Christianity and Subjectivity: Christianity and the University Experience (2013) also brought into focus some of the issues which concerned Chaplains, especially the issue of individualism. Research suggests that subjectivity (and the notion of a personal relationship with God) is vital for Christian students across the theological spectrum. As Matthew Guest, Kristin Aune et al note: 'The elevation of subjective experience in which a vital relationship with God is worked out may reflect the presence of students influenced by the charismatic tradition, or by the broader emphasis upon the subjective found across religious developments in contemporary Britain' (p. 45).
* Pluralism: It is notable that even within a predominantly Catholic context, interaction with Christian students in Dublin (of Protestant and Catholic affiliations) revealed a great deal of diversity in terms of religious emphasis- ranging from a notion of Christianity springing from the Holy Spirit to a focus on the act of going to Church and 'experiencing mass'. It is clear that students are faced with multiple definitions of Christianity and have to find a way of navigating these differences. Some choose a Biblical focus while others are more habitual, preferring familiar forms of worship and community. There were a few students that were more experiential, placing less emphasis upon the Bible or institution. Interestingly theological categories or doctrinal disputes played very little part in the way these students understood their Christian identity. As Matthew Guest, Kristin Aune et al observe: ''The present-day pattern is one of reconfiguration at the popular level and while the process is not undefined by established tradition it is also characterised by an unprecedented blurring of boundaries, informed by a common cultural experience of cultural and religious experience.
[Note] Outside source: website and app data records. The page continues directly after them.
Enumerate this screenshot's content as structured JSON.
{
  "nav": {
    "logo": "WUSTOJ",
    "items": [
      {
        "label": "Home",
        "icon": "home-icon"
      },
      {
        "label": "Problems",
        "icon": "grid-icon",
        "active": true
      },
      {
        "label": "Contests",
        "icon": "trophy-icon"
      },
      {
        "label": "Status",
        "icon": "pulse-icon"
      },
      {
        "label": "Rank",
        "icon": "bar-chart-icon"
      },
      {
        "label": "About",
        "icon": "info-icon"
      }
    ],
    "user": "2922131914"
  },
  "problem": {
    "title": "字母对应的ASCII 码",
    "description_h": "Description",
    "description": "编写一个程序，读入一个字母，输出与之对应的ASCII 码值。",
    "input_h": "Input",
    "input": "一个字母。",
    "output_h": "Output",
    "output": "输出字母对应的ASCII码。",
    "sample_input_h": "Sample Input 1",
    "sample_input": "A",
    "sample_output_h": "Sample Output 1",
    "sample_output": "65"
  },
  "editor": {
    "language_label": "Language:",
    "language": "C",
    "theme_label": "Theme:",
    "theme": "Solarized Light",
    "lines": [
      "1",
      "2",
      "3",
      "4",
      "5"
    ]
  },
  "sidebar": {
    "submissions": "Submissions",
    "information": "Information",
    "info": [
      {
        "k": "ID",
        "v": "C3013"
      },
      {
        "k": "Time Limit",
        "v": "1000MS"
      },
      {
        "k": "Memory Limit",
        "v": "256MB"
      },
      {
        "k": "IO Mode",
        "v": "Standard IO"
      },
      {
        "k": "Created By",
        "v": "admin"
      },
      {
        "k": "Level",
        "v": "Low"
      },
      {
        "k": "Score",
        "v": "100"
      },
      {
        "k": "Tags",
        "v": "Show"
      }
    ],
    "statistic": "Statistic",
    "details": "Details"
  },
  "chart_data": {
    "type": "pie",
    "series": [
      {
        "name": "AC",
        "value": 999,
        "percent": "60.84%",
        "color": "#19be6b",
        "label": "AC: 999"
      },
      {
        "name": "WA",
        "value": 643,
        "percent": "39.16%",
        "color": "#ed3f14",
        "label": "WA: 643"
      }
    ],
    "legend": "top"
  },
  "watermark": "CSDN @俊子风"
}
Christianity' is a category which is being rethought and reconfigured in ways which challenge conventional definitions we might consider normative.' (p. 33).